→ INSTRUCTIONS TO FOLLOW
Give the lines again exactly as they appear, beginning at the one with "Parse this screenshot: output" and ending at the last line of the records.

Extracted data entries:
◇ ◇ ◇ ◇ ◇

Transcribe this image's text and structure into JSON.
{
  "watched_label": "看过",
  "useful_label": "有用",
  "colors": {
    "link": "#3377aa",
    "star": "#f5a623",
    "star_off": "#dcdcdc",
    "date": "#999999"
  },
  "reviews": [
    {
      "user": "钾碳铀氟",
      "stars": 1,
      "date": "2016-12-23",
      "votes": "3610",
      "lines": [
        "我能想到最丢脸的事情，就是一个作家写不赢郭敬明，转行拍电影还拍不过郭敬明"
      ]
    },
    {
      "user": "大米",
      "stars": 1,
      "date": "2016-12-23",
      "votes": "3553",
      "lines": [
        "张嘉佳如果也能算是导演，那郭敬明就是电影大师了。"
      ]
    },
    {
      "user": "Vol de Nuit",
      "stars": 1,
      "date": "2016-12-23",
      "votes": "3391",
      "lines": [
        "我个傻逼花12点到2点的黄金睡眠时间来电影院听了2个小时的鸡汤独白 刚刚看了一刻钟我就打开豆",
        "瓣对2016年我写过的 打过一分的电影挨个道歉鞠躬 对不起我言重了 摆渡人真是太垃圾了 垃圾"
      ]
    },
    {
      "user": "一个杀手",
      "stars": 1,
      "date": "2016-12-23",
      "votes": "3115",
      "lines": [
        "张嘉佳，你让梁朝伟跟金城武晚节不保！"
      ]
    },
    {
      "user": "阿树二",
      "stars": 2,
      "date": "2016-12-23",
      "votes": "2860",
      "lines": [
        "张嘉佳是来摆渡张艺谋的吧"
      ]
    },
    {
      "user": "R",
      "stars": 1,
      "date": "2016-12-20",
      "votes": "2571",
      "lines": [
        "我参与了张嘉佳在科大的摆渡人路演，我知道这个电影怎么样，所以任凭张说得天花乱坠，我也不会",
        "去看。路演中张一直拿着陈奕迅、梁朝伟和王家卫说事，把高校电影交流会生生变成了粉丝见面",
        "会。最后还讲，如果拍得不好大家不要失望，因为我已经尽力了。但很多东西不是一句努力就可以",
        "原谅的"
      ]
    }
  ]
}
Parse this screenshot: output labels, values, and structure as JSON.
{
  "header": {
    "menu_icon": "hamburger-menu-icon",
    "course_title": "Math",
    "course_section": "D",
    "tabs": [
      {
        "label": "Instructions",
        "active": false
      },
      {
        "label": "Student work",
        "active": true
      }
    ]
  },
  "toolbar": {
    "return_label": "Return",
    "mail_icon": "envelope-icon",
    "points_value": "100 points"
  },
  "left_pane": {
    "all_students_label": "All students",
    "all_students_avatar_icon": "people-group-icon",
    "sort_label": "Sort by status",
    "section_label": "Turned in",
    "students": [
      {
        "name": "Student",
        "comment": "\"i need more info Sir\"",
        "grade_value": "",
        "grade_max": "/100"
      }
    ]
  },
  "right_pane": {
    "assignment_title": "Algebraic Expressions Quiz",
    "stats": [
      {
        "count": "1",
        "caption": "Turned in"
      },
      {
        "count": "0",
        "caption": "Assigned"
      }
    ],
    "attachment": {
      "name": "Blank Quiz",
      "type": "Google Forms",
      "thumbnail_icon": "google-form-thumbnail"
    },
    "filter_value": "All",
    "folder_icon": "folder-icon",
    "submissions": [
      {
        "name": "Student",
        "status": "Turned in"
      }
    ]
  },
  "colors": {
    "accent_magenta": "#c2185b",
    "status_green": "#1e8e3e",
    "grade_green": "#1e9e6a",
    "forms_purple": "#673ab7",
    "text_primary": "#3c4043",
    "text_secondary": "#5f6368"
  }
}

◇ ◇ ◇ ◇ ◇

→ REPLY
Parse this screenshot: output labels, values, and structure as JSON.
{
  "header": {
    "menu_icon": "hamburger-menu-icon",
    "course_title": "Math",
    "course_section": "D",
    "tabs": [
      {
        "label": "Instructions",
        "active": false
      },
      {
        "label": "Student work",
        "active": true
      }
    ]
  },
  "toolbar": {
    "return_label": "Return",
    "mail_icon": "envelope-icon",
    "points_value": "100 points"
  },
  "left_pane": {
    "all_students_label": "All students",
    "all_students_avatar_icon": "people-group-icon",
    "sort_label": "Sort by status",
    "section_label": "Turned in",
    "students": [
      {
        "name": "Student",
        "comment": "\"i need more info Sir\"",
        "grade_value": "",
        "grade_max": "/100"
      }
    ]
  },
  "right_pane": {
    "assignment_title": "Algebraic Expressions Quiz",
    "stats": [
      {
        "count": "1",
        "caption": "Turned in"
      },
      {
        "count": "0",
        "caption": "Assigned"
      }
    ],
    "attachment": {
      "name": "Blank Quiz",
      "type": "Google Forms",
      "thumbnail_icon": "google-form-thumbnail"
    },
    "filter_value": "All",
    "folder_icon": "folder-icon",
    "submissions": [
      {
        "name": "Student",
        "status": "Turned in"
      }
    ]
  },
  "colors": {
    "accent_magenta": "#c2185b",
    "status_green": "#1e8e3e",
    "grade_green": "#1e9e6a",
    "forms_purple": "#673ab7",
    "text_primary": "#3c4043",
    "text_secondary": "#5f6368"
  }
}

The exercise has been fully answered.